Stu wrote: ↑
Sat Jan 30, 2021 3:42 pm
Moon - I think if a child does anything that makes them stand out as being different, they are way more likely to be bullied.
OK, two things about that excellent quote.
1. About 20 years ago, when I first explained to my kids why my clothes looked different from what they may have seen other dads wearing, I gave them a speech about being different. The gist of it was, there is a cost which increases the more you veer away from what "society" considers normal. I encourage you to be yourself, and society's normalcy be damned! If you're just a bit quirky, people will think it's charming and maybe even like you more for standing out. If you're a lot quirky in a way that calls attention to yourself, you become a bully magnet. If you're so far off the beam that some people (bigots) think there should be laws against what you do, you might find your social life limited to very close friends and family who will support you no matter what; you're likely to be openly mocked by strangers in a public setting.
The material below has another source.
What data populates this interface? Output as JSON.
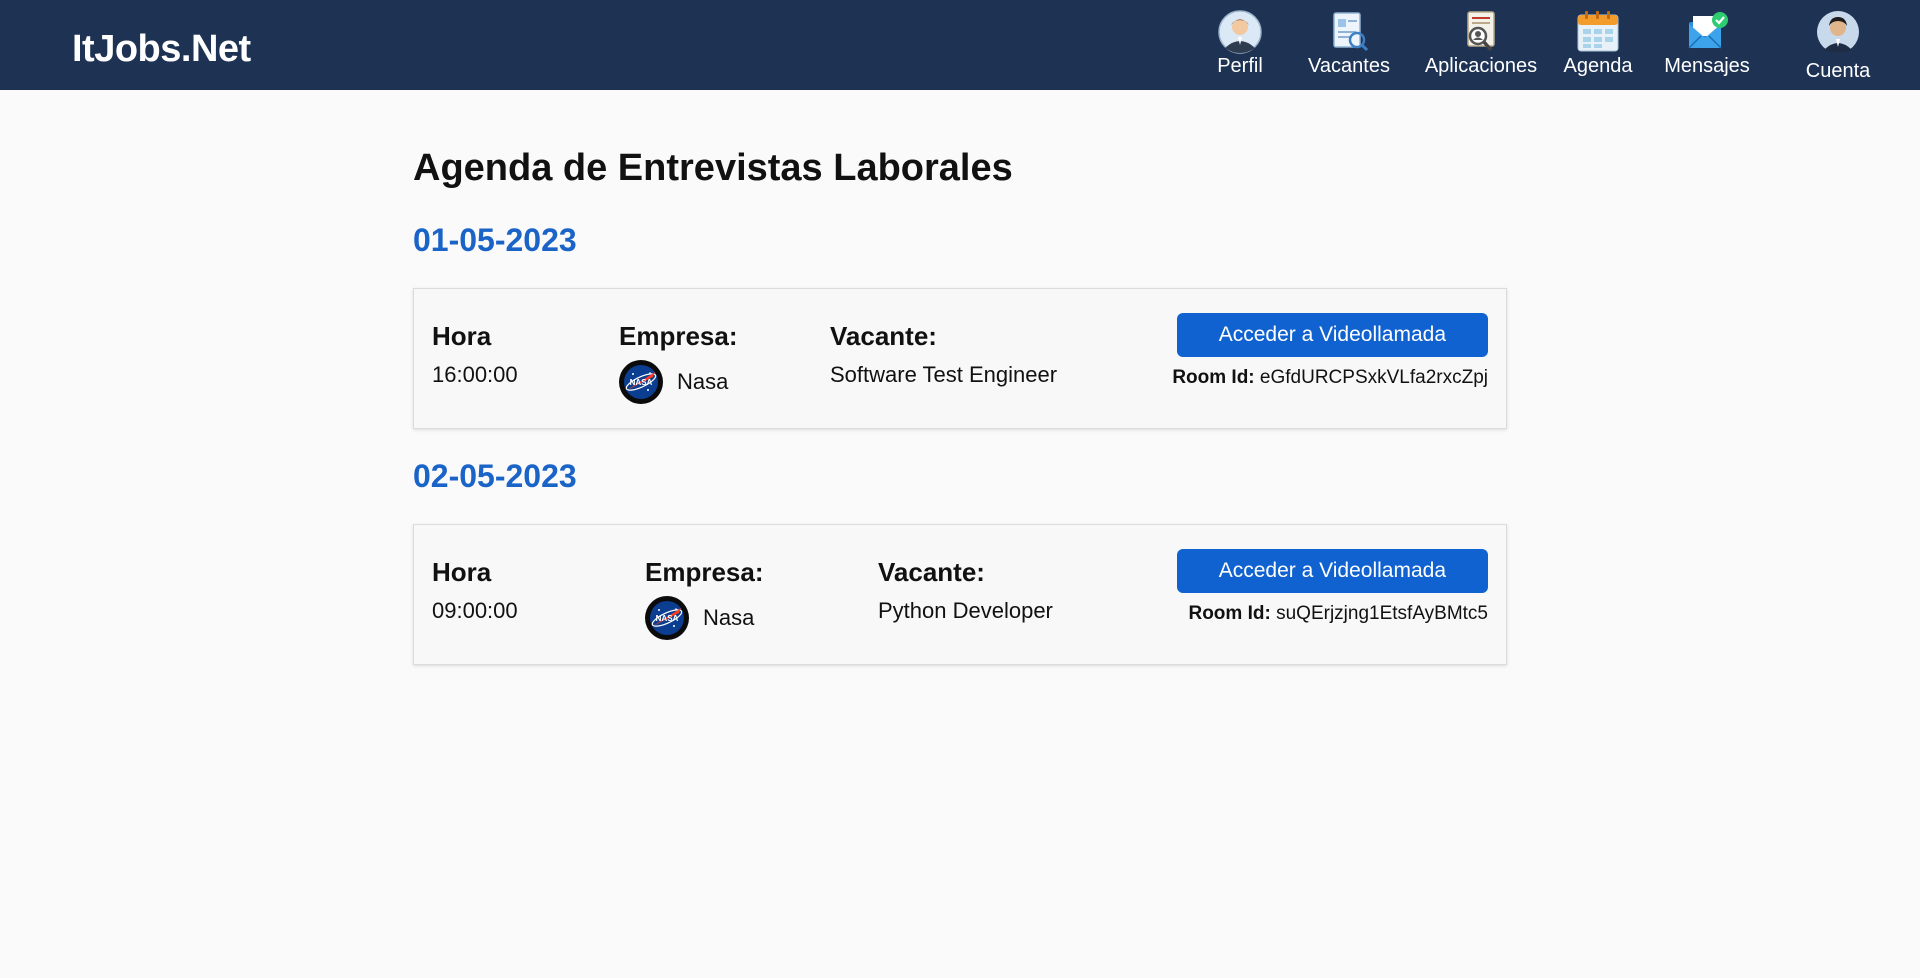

And beyond that... if your behavior is so nonstandard as to cause people to stop and stare, you run the very real risk of physical assault up to and including the point of death. There won't be any such thing as "very close friends", and even family might distance themselves from you. So you have to ask yourself: What part of your personality is so integral to you that you're willing to pay the cost, however steep, to assert it? What part of your personality is so important to you that you're willing to practise it at least in secret, but keep it hidden so you don't get rejected? Only you can decide that for yourself, and you have my support no matter what the answer is. Bear in mind, I am myself still so afraid of physical repercussions that I only dress the way I want in the privacy of my own home with only my long-suffering wife as judge, so I could neither demand they fly their freak flag nor demand that they straighten up and fit in.
2. Just this week a friend recommended the cinema adaptation of Roald Dahl's "Fantastic Mr. Fox". I watched it, and quickly saw why my friend recommended it: The son of the title character is... a bit off. Weaker than his peers, given to flights of fancy and odd choices in costume, and hinted at being a bit effeminate. Sound familiar? My heart went out to the lad! Whenever his parents supported him for being "different", they made strange little gestures like they were putting the word in air quotes, as though it were a handicap they must adapt a stiff upper lip and endure.
Just some random thoughts from someone who was "different" enough to be bullied frequently, even without the nonstandard clothing choices being public knowledge.